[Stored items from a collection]
Content starts

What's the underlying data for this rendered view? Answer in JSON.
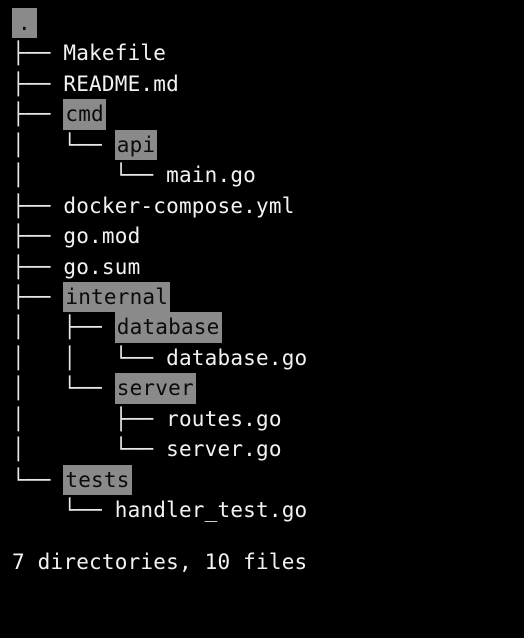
{
  "root": ".",
  "lines": [
    {
      "prefix": "├── ",
      "name": "Makefile",
      "dir": false
    },
    {
      "prefix": "├── ",
      "name": "README.md",
      "dir": false
    },
    {
      "prefix": "├── ",
      "name": "cmd",
      "dir": true
    },
    {
      "prefix": "│   └── ",
      "name": "api",
      "dir": true
    },
    {
      "prefix": "│       └── ",
      "name": "main.go",
      "dir": false
    },
    {
      "prefix": "├── ",
      "name": "docker-compose.yml",
      "dir": false
    },
    {
      "prefix": "├── ",
      "name": "go.mod",
      "dir": false
    },
    {
      "prefix": "├── ",
      "name": "go.sum",
      "dir": false
    },
    {
      "prefix": "├── ",
      "name": "internal",
      "dir": true
    },
    {
      "prefix": "│   ├── ",
      "name": "database",
      "dir": true
    },
    {
      "prefix": "│   │   └── ",
      "name": "database.go",
      "dir": false
    },
    {
      "prefix": "│   └── ",
      "name": "server",
      "dir": true
    },
    {
      "prefix": "│       ├── ",
      "name": "routes.go",
      "dir": false
    },
    {
      "prefix": "│       └── ",
      "name": "server.go",
      "dir": false
    },
    {
      "prefix": "└── ",
      "name": "tests",
      "dir": true
    },
    {
      "prefix": "    └── ",
      "name": "handler_test.go",
      "dir": false
    }
  ],
  "summary": "7 directories, 10 files"
}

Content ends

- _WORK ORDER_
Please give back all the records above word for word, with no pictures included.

- _REPLY TO THE EXERCISE_
What's the underlying data for this rendered view? Answer in JSON.
{
  "root": ".",
  "lines": [
    {
      "prefix": "├── ",
      "name": "Makefile",
      "dir": false
    },
    {
      "prefix": "├── ",
      "name": "README.md",
      "dir": false
    },
    {
      "prefix": "├── ",
      "name": "cmd",
      "dir": true
    },
    {
      "prefix": "│   └── ",
      "name": "api",
      "dir": true
    },
    {
      "prefix": "│       └── ",
      "name": "main.go",
      "dir": false
    },
    {
      "prefix": "├── ",
      "name": "docker-compose.yml",
      "dir": false
    },
    {
      "prefix": "├── ",
      "name": "go.mod",
      "dir": false
    },
    {
      "prefix": "├── ",
      "name": "go.sum",
      "dir": false
    },
    {
      "prefix": "├── ",
      "name": "internal",
      "dir": true
    },
    {
      "prefix": "│   ├── ",
      "name": "database",
      "dir": true
    },
    {
      "prefix": "│   │   └── ",
      "name": "database.go",
      "dir": false
    },
    {
      "prefix": "│   └── ",
      "name": "server",
      "dir": true
    },
    {
      "prefix": "│       ├── ",
      "name": "routes.go",
      "dir": false
    },
    {
      "prefix": "│       └── ",
      "name": "server.go",
      "dir": false
    },
    {
      "prefix": "└── ",
      "name": "tests",
      "dir": true
    },
    {
      "prefix": "    └── ",
      "name": "handler_test.go",
      "dir": false
    }
  ],
  "summary": "7 directories, 10 files"
}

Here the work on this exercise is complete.